Britain announced that it will withdraw all if its troops from Iraq by mid-2009. According to British Prime Minister Gordon Brown, the remaining 4,100 British forces in Iraq will cease operations on May 31, 2009 and begin a withdrawal that will take about two months. At one point, Britain had deployed as many as 45,000 troops to Iraq.
The timing of the announcement coincides with the introduction of a draft Iraqi law requiring all foreign forces other than those of the United States to leave Iraq by July 31, 2009. The remaining non-foreign troops in Iraq consist of the British and smaller numbers of Australians and Romanians, plus a handful from a few other countries. Departure of the non-American forces will not change the situation on the ground.

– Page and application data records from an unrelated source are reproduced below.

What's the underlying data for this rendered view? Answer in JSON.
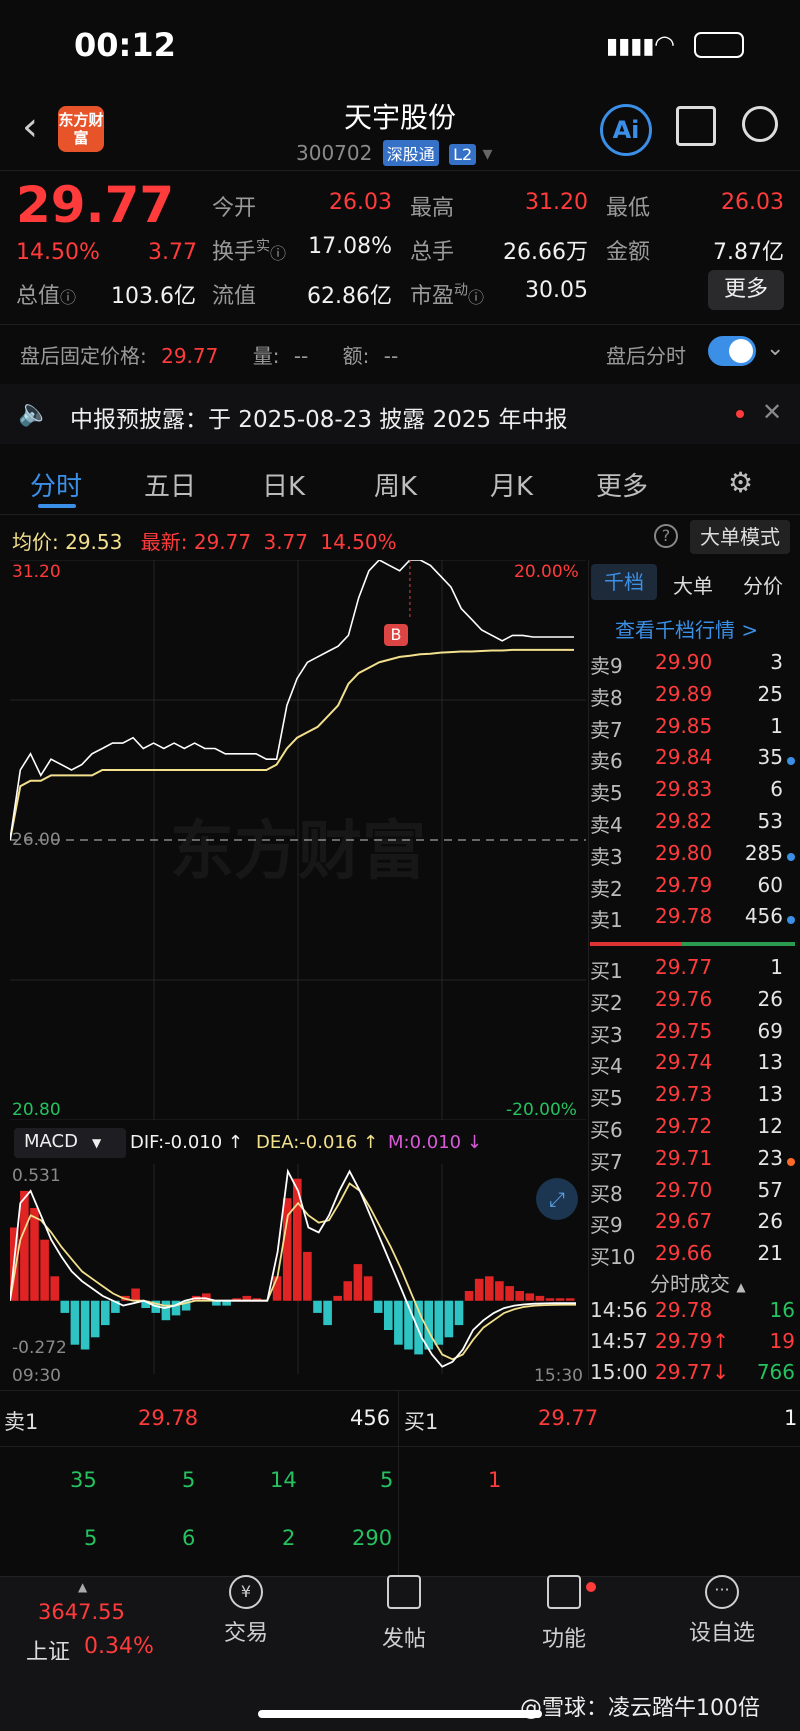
{
  "status": {
    "time": "00:12"
  },
  "header": {
    "title": "天宇股份",
    "code": "300702",
    "market": "深股通",
    "level": "L2",
    "logo_text": "东方财富",
    "ai_label": "Ai"
  },
  "quote": {
    "price": "29.77",
    "pct": "14.50%",
    "chg": "3.77",
    "open_label": "今开",
    "open": "26.03",
    "high_label": "最高",
    "high": "31.20",
    "low_label": "最低",
    "low": "26.03",
    "turnover_label": "换手",
    "turnover_sup": "实",
    "turnover": "17.08%",
    "vol_label": "总手",
    "vol": "26.66万",
    "amt_label": "金额",
    "amt": "7.87亿",
    "mcap_label": "总值",
    "mcap": "103.6亿",
    "float_label": "流值",
    "float": "62.86亿",
    "pe_label": "市盈",
    "pe_sup": "动",
    "pe": "30.05",
    "more": "更多"
  },
  "afterhours": {
    "label": "盘后固定价格:",
    "price": "29.77",
    "vol_label": "量:",
    "vol": "--",
    "amt_label": "额:",
    "amt": "--",
    "toggle_label": "盘后分时"
  },
  "notice": {
    "text": "中报预披露：于 2025-08-23 披露 2025 年中报"
  },
  "tabs": [
    "分时",
    "五日",
    "日K",
    "周K",
    "月K",
    "更多"
  ],
  "chart_info": {
    "avg_label": "均价:",
    "avg": "29.53",
    "last_label": "最新:",
    "last": "29.77",
    "chg": "3.77",
    "pct": "14.50%",
    "mode_btn": "大单模式"
  },
  "chart_data": {
    "type": "line",
    "y_top": "31.20",
    "y_mid": "26.00",
    "y_bottom": "20.80",
    "pct_top": "20.00%",
    "pct_bottom": "-20.00%",
    "x_start": "09:30",
    "x_end": "15:30",
    "watermark": "东方财富",
    "marker": "B",
    "ylim": [
      20.8,
      31.2
    ],
    "price": [
      26.0,
      27.3,
      27.6,
      27.2,
      27.5,
      27.4,
      27.3,
      27.4,
      27.6,
      27.7,
      27.8,
      27.8,
      27.9,
      27.7,
      27.8,
      27.7,
      27.8,
      27.7,
      27.8,
      27.7,
      27.7,
      27.6,
      27.6,
      27.6,
      27.6,
      27.5,
      27.5,
      28.5,
      29.0,
      29.3,
      29.4,
      29.5,
      29.6,
      29.8,
      30.5,
      31.0,
      31.2,
      31.1,
      31.0,
      31.2,
      31.2,
      31.1,
      30.9,
      30.7,
      30.3,
      30.1,
      29.9,
      29.8,
      29.7,
      29.8,
      29.8,
      29.77,
      29.77,
      29.77,
      29.77,
      29.77
    ],
    "avg": [
      26.0,
      27.0,
      27.1,
      27.1,
      27.2,
      27.2,
      27.2,
      27.2,
      27.2,
      27.3,
      27.3,
      27.3,
      27.3,
      27.3,
      27.3,
      27.3,
      27.3,
      27.3,
      27.3,
      27.3,
      27.3,
      27.3,
      27.3,
      27.3,
      27.3,
      27.3,
      27.4,
      27.7,
      27.9,
      28.0,
      28.1,
      28.3,
      28.5,
      28.9,
      29.1,
      29.2,
      29.3,
      29.35,
      29.4,
      29.42,
      29.45,
      29.46,
      29.48,
      29.49,
      29.5,
      29.5,
      29.51,
      29.52,
      29.52,
      29.53,
      29.53,
      29.53,
      29.53,
      29.53,
      29.53,
      29.53
    ]
  },
  "macd": {
    "label": "MACD",
    "dif": "DIF:-0.010 ↑",
    "dea": "DEA:-0.016 ↑",
    "m": "M:0.010 ↓",
    "top": "0.531",
    "bottom": "-0.272",
    "bars": [
      0.3,
      0.45,
      0.38,
      0.25,
      0.1,
      -0.05,
      -0.18,
      -0.2,
      -0.15,
      -0.1,
      -0.05,
      0.02,
      0.05,
      -0.03,
      -0.05,
      -0.08,
      -0.06,
      -0.04,
      0.02,
      0.03,
      -0.02,
      -0.02,
      0.01,
      0.02,
      0.01,
      0.0,
      0.1,
      0.42,
      0.5,
      0.2,
      -0.05,
      -0.1,
      0.02,
      0.08,
      0.15,
      0.1,
      -0.05,
      -0.12,
      -0.18,
      -0.2,
      -0.22,
      -0.2,
      -0.18,
      -0.15,
      -0.1,
      0.04,
      0.09,
      0.1,
      0.08,
      0.06,
      0.04,
      0.03,
      0.02,
      0.01,
      0.01,
      0.01
    ],
    "dif_line": [
      0.0,
      0.4,
      0.45,
      0.35,
      0.25,
      0.18,
      0.12,
      0.08,
      0.05,
      0.02,
      0.0,
      -0.02,
      -0.01,
      0.0,
      -0.02,
      -0.03,
      -0.02,
      0.0,
      0.01,
      0.01,
      0.0,
      0.0,
      0.0,
      0.0,
      0.0,
      0.0,
      0.2,
      0.53,
      0.45,
      0.3,
      0.28,
      0.35,
      0.45,
      0.53,
      0.45,
      0.35,
      0.25,
      0.15,
      0.05,
      -0.05,
      -0.15,
      -0.22,
      -0.27,
      -0.25,
      -0.2,
      -0.12,
      -0.08,
      -0.05,
      -0.03,
      -0.02,
      -0.015,
      -0.012,
      -0.011,
      -0.01,
      -0.01,
      -0.01
    ],
    "dea_line": [
      0.0,
      0.25,
      0.35,
      0.33,
      0.28,
      0.22,
      0.17,
      0.12,
      0.09,
      0.06,
      0.03,
      0.01,
      0.0,
      0.0,
      -0.01,
      -0.02,
      -0.02,
      -0.01,
      0.0,
      0.0,
      0.0,
      0.0,
      0.0,
      0.0,
      0.0,
      0.0,
      0.1,
      0.35,
      0.4,
      0.35,
      0.32,
      0.33,
      0.4,
      0.48,
      0.45,
      0.38,
      0.3,
      0.22,
      0.13,
      0.03,
      -0.07,
      -0.15,
      -0.22,
      -0.24,
      -0.22,
      -0.16,
      -0.11,
      -0.08,
      -0.05,
      -0.035,
      -0.025,
      -0.02,
      -0.018,
      -0.017,
      -0.016,
      -0.016
    ]
  },
  "orderbook": {
    "tabs": [
      "千档",
      "大单",
      "分价"
    ],
    "link": "查看千档行情 >",
    "asks": [
      {
        "l": "卖9",
        "p": "29.90",
        "v": "3"
      },
      {
        "l": "卖8",
        "p": "29.89",
        "v": "25"
      },
      {
        "l": "卖7",
        "p": "29.85",
        "v": "1"
      },
      {
        "l": "卖6",
        "p": "29.84",
        "v": "35"
      },
      {
        "l": "卖5",
        "p": "29.83",
        "v": "6"
      },
      {
        "l": "卖4",
        "p": "29.82",
        "v": "53"
      },
      {
        "l": "卖3",
        "p": "29.80",
        "v": "285"
      },
      {
        "l": "卖2",
        "p": "29.79",
        "v": "60"
      },
      {
        "l": "卖1",
        "p": "29.78",
        "v": "456"
      }
    ],
    "bids": [
      {
        "l": "买1",
        "p": "29.77",
        "v": "1"
      },
      {
        "l": "买2",
        "p": "29.76",
        "v": "26"
      },
      {
        "l": "买3",
        "p": "29.75",
        "v": "69"
      },
      {
        "l": "买4",
        "p": "29.74",
        "v": "13"
      },
      {
        "l": "买5",
        "p": "29.73",
        "v": "13"
      },
      {
        "l": "买6",
        "p": "29.72",
        "v": "12"
      },
      {
        "l": "买7",
        "p": "29.71",
        "v": "23"
      },
      {
        "l": "买8",
        "p": "29.70",
        "v": "57"
      },
      {
        "l": "买9",
        "p": "29.67",
        "v": "26"
      },
      {
        "l": "买10",
        "p": "29.66",
        "v": "21"
      }
    ],
    "trades_title": "分时成交",
    "trades": [
      {
        "t": "14:56",
        "p": "29.78",
        "v": "16"
      },
      {
        "t": "14:57",
        "p": "29.79↑",
        "v": "19"
      },
      {
        "t": "15:00",
        "p": "29.77↓",
        "v": "766"
      }
    ]
  },
  "queue": {
    "ask_label": "卖1",
    "ask_price": "29.78",
    "ask_vol": "456",
    "bid_label": "买1",
    "bid_price": "29.77",
    "bid_vol": "1",
    "ask_q1": [
      "35",
      "5",
      "14",
      "5"
    ],
    "ask_q2": [
      "5",
      "6",
      "2",
      "290"
    ],
    "bid_q1": [
      "1"
    ]
  },
  "nav": {
    "index_val": "3647.55",
    "index_name": "上证",
    "index_pct": "0.34%",
    "items": [
      "交易",
      "发帖",
      "功能",
      "设自选"
    ],
    "watermark": "@雪球：凌云踏牛100倍"
  },
  "colors": {
    "up": "#ff3b3b",
    "down": "#25c25f",
    "price_line": "#ffffff",
    "avg_line": "#f3e08c",
    "accent": "#3b8fe6"
  }
}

In the past year, British troops have mostly confined themselves to a garrison at an airfield near al-Basrah. Despite their well-earned reputation as excellent troops, the British have been reluctant to conduct aggressive operations in the southern area that has been their primary responsibility since the invasion in 2003. When Prime Minister Nuri al-Maliki deployed Iraqi forces to al-Basrah earlier this year to take down Shi'a militias and criminal gangs threatening to take over the city, it was U.S. troops, not British, who supported the Iraqis with air and ground combat support. I suspect the British forces are responding to direction from London to maintain a low profile until they are withdrawn.
Unlike the United States, whose history with Iraq really only extends to the first Gulf War in 1991 when an American-led coalition expelled Iraqi forces from Kuwait, Britain and Iraq have had a rocky relationship that precedes the establishment of Iraq as a modern country. That history may directly impact British conduct in Iraq today.
Following the defeat of the Ottoman Empire in World War One, Britain (along with France) was instrumental in the creation of a series of new states, much of it payback for Arab support against the Turks during the war. Our of the remnants of the Ottoman Empire came the new kingdoms of Syria, Iraq and Jordan (originally the Emirate of Transjordan).
The throne in Baghdad was originally intended for 'Abdullah, son of the Sharif of Mecca, the Arab leader whose support for the British was key to victory in the deserts of the Arabian Peninsula. When 'Abdullah's brother was expelled by the French from his throne in Damascus, the British moved him to Baghdad, creating Transjordan for 'Abdullah. The inhabitants of the area have not forgotten Britain's creation of artificial countries and importation of outside monarchs.
The Iraqis launched a bitter rebellion against the British in 1920, gaining their independence in 1932. However, during World War II, the British reintroduced forces into Iraq and restored the Hashemite monarchy. British occupation lasted until 1947, and the monarchy remained until a bloody revolution in 1958.
When Britain granted Kuwait its independence in 1962, Iraq threatened to invade and reclaim territory that they believe is rightfully part of Iraq. British forces redeployed to Kuwait and forced the Iraqis to back down. Britain was a key contributor to the coalition that expelled Iraqi forces from Kuwait in 1991.
Most of the Iraqi population (with the likely exception of the Kurds) would like to see all foreign forces leave the country. Most are pragmatic enough to realize that right now it is only the presence of 150,000 American troops that guarantee their security. If they can limit foreign military presence to only one country, so much the better.
The Iraqis will not be saddened to see the British leave, again.